Water and Wetlands: interdependent and under threat

News Feb 02, 2021

If we do not protect and restore wetlands, the repercussions will be felt throughout the water cycle. We spoke to Martha Rojas-Urrego, Secretary-General of the Ramsar Convention on Wetlands about the role of wetlands for both freshwater and oceans – and the importance of source-to-sea management.

Contact

Wetlands are the natural systems which connect the terrestrial, freshwater, and marine realms. Their importance cannot be overstated but they are currently disappearing faster than any other ecosystem. One way to reverse this dangerous trend is through increased use of the source-to-sea approach that takes into account the connections between what happens on land, in freshwater systems and in the ocean.

The Action Platform for Source-to-Sea Management (S2S Platform) is working toward a world in which land, freshwater, coastal and marine resources are managed holistically, balancing benefits for the environment, communities and economy from source to sea. The Ramsar Convention on Wetlands is a partner of the S2S Platform.

This year we celebrate World Wetlands Day on 2 February with a focus on how wetlands are a vital source of freshwater. How does the source-to-sea approach to management highlight this connection?

Wetlands are an important part of the source-to-sea continuum – the status of wetlands has implications across the whole water cycle. If we do not protect and restore wetlands the repercussions will be felt throughout the water cycle.

Healthy wetlands are vital to a healthy source-to-sea system. They play a key role as part of the nature-based solutions needed to address the current threats to oceans and challenges faced by human communities and can help build resilience to climate change. Wetlands also make up part of the green infrastructure from source to sea in actions to achieve SDG14 Life Below Water.

Taking a source-to-sea approach to management will ensure that the role of wetlands is properly taken into account. We must better understand and value what wetlands do for water.
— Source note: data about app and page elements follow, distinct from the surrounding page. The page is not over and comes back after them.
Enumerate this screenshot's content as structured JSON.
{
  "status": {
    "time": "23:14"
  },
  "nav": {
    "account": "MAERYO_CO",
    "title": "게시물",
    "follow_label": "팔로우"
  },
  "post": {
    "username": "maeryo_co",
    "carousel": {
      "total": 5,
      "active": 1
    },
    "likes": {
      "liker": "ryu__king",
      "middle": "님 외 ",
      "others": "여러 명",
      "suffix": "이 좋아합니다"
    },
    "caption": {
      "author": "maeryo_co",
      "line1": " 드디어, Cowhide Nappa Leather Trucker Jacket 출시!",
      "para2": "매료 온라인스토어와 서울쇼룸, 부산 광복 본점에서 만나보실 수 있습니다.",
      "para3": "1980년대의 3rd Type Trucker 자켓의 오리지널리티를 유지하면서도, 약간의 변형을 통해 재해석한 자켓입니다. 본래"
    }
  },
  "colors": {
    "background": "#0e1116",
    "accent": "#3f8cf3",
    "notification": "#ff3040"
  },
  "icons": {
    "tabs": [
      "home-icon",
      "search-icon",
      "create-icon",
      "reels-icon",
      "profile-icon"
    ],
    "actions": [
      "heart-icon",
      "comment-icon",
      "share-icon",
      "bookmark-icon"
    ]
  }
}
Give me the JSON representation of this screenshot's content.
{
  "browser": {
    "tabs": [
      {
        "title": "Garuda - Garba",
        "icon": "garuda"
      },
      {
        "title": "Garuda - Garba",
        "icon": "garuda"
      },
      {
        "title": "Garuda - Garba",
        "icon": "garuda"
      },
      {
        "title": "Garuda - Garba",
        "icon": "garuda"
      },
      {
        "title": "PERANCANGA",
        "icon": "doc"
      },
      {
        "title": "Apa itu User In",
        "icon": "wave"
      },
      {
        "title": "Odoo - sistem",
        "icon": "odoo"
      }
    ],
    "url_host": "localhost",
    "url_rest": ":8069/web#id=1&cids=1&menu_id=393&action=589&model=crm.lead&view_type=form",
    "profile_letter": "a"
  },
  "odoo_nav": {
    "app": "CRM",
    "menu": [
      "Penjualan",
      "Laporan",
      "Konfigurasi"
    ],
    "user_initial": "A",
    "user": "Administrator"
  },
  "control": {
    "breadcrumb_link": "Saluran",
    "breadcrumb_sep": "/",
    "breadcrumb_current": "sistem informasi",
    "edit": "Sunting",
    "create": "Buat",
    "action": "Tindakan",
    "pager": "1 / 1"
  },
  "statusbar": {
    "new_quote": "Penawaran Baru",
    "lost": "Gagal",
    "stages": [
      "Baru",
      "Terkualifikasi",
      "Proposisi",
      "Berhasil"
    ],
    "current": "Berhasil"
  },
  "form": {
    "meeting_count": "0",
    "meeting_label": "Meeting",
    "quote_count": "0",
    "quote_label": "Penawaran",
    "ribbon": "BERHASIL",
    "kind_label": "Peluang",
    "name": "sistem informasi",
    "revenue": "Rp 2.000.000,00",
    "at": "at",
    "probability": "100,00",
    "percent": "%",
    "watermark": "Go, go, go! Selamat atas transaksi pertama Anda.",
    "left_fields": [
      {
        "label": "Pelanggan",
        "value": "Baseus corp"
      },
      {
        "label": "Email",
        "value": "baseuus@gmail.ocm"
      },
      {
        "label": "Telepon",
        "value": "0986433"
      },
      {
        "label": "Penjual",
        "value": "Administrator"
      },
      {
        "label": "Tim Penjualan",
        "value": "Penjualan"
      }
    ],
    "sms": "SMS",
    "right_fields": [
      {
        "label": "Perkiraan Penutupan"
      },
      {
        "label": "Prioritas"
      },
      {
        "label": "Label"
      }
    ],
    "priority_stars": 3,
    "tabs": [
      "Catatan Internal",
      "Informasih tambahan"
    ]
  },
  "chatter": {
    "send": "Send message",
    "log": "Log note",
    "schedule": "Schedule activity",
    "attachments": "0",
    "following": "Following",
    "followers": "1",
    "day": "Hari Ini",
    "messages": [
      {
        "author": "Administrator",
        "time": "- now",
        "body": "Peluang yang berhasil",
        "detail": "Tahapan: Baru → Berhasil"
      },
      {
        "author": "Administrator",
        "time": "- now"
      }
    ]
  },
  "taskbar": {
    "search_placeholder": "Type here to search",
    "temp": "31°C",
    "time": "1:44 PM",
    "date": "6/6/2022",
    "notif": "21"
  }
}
With climate change expected to increase water shortages, wetlands’ water management role has never been so crucial to bio-physical and socio-economic resilience.

The Ramsar Convention on Wetlands is part of the SIWI-hosted Action Platform on Source to Sea Management, how has this partnership assisted the Convention in achieving its goals?

Being part of the Platform has facilitated engagement with organizations that can contribute to the conservation and wise use of wetlands. Ramsar Convention on Wetlands has been able to increase the understanding of the role wetlands play in the source-to-sea system through S2S Platform activities. Shared knowledge and commitments will help us as we strive to restore nature and protect life on land, in the water and oceans.

The Action Platform on Source to Sea Management recently published its 2021-2025 Strategy, how can the Ramsar Convention on Wetlands contribute to achieving its goals?

The Ramsar Convention will be supporting countries that are working for the conservation of wetlands, including freshwater, coastal and marine ones such as mangroves and sea grasses. As co-custodian of SDG 6.6.1 indicator we are contributing to data through the reporting mechanism of the Convention, international co-operation and active designation of Wetlands of international importance. This will lead, in part, to wise use of wetlands.

It is also important to raise awareness of the need for the source-to-sea approach to management if we are to achieve the wise use of wetlands. We at the Ramsar Convention on Wetlands see our participation in the S2S Platform and its activities as conducive to enhanced commitments to collaborative action and the success of the Platform. This is why it is a priority for us to remain active in our role as members of the Platform.